[Data about app and page elements]
======
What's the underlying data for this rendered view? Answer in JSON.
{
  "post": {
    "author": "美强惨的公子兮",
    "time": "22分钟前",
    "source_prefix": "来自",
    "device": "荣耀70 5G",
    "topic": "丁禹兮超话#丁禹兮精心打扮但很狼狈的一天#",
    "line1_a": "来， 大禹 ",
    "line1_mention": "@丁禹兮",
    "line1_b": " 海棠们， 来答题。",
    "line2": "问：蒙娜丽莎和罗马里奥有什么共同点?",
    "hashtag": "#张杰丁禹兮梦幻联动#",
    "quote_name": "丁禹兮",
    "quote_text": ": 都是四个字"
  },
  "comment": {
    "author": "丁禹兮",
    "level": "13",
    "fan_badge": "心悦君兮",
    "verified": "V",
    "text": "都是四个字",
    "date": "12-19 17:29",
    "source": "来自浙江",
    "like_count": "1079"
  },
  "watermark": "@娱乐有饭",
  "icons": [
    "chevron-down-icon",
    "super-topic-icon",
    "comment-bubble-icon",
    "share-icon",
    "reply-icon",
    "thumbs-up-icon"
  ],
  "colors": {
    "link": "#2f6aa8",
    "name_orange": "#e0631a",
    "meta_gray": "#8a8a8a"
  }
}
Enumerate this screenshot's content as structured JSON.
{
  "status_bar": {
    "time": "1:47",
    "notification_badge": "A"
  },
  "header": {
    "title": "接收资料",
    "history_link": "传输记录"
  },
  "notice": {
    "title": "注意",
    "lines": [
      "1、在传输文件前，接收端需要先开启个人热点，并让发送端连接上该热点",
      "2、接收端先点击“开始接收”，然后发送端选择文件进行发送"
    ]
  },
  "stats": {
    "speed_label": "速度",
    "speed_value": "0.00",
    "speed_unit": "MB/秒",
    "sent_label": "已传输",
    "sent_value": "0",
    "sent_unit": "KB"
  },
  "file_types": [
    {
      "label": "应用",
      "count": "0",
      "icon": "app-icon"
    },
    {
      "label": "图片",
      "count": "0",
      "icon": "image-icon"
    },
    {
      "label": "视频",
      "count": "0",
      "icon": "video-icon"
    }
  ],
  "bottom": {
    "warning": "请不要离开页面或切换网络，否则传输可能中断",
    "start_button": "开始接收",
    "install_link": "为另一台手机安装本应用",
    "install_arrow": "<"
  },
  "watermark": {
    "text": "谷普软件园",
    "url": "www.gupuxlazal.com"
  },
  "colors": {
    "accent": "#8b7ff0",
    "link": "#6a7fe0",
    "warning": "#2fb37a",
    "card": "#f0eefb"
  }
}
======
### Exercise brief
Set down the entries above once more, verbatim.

### Solution
What's the underlying data for this rendered view? Answer in JSON.
{
  "post": {
    "author": "美强惨的公子兮",
    "time": "22分钟前",
    "source_prefix": "来自",
    "device": "荣耀70 5G",
    "topic": "丁禹兮超话#丁禹兮精心打扮但很狼狈的一天#",
    "line1_a": "来， 大禹 ",
    "line1_mention": "@丁禹兮",
    "line1_b": " 海棠们， 来答题。",
    "line2": "问：蒙娜丽莎和罗马里奥有什么共同点?",
    "hashtag": "#张杰丁禹兮梦幻联动#",
    "quote_name": "丁禹兮",
    "quote_text": ": 都是四个字"
  },
  "comment": {
    "author": "丁禹兮",
    "level": "13",
    "fan_badge": "心悦君兮",
    "verified": "V",
    "text": "都是四个字",
    "date": "12-19 17:29",
    "source": "来自浙江",
    "like_count": "1079"
  },
  "watermark": "@娱乐有饭",
  "icons": [
    "chevron-down-icon",
    "super-topic-icon",
    "comment-bubble-icon",
    "share-icon",
    "reply-icon",
    "thumbs-up-icon"
  ],
  "colors": {
    "link": "#2f6aa8",
    "name_orange": "#e0631a",
    "meta_gray": "#8a8a8a"
  }
}
Enumerate this screenshot's content as structured JSON.
{
  "status_bar": {
    "time": "1:47",
    "notification_badge": "A"
  },
  "header": {
    "title": "接收资料",
    "history_link": "传输记录"
  },
  "notice": {
    "title": "注意",
    "lines": [
      "1、在传输文件前，接收端需要先开启个人热点，并让发送端连接上该热点",
      "2、接收端先点击“开始接收”，然后发送端选择文件进行发送"
    ]
  },
  "stats": {
    "speed_label": "速度",
    "speed_value": "0.00",
    "speed_unit": "MB/秒",
    "sent_label": "已传输",
    "sent_value": "0",
    "sent_unit": "KB"
  },
  "file_types": [
    {
      "label": "应用",
      "count": "0",
      "icon": "app-icon"
    },
    {
      "label": "图片",
      "count": "0",
      "icon": "image-icon"
    },
    {
      "label": "视频",
      "count": "0",
      "icon": "video-icon"
    }
  ],
  "bottom": {
    "warning": "请不要离开页面或切换网络，否则传输可能中断",
    "start_button": "开始接收",
    "install_link": "为另一台手机安装本应用",
    "install_arrow": "<"
  },
  "watermark": {
    "text": "谷普软件园",
    "url": "www.gupuxlazal.com"
  },
  "colors": {
    "accent": "#8b7ff0",
    "link": "#6a7fe0",
    "warning": "#2fb37a",
    "card": "#f0eefb"
  }
}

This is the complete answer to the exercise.